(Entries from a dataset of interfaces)
[Start of section]

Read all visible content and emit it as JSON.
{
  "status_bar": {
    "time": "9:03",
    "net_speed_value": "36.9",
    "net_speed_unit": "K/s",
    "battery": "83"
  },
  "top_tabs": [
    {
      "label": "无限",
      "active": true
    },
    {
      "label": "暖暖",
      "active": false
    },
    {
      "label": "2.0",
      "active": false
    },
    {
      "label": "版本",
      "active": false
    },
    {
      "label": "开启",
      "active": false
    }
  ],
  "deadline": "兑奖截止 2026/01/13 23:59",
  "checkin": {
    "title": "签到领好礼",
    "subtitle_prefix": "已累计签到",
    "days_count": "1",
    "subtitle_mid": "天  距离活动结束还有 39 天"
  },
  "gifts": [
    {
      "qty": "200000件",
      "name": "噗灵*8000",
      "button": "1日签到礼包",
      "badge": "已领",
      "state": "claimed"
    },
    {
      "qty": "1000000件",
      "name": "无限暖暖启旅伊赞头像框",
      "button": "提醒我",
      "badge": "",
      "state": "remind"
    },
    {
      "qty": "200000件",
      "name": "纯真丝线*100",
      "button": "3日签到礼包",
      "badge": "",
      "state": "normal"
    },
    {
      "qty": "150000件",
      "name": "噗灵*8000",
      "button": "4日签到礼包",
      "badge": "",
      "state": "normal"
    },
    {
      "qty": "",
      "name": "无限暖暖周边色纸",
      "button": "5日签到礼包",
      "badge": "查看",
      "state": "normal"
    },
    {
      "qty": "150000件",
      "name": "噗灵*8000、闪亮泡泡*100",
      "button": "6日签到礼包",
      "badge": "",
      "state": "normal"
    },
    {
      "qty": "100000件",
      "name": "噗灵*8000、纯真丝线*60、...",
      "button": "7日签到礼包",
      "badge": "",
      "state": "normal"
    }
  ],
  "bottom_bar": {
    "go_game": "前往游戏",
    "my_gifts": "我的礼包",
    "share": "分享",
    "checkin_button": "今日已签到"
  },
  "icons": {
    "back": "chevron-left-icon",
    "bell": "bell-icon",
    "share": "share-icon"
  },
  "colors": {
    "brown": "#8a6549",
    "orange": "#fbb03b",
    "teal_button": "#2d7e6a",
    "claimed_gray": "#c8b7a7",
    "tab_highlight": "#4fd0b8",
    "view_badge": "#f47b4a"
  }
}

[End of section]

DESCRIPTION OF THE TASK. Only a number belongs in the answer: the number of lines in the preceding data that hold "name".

RESPONSE TO THE TASK. 7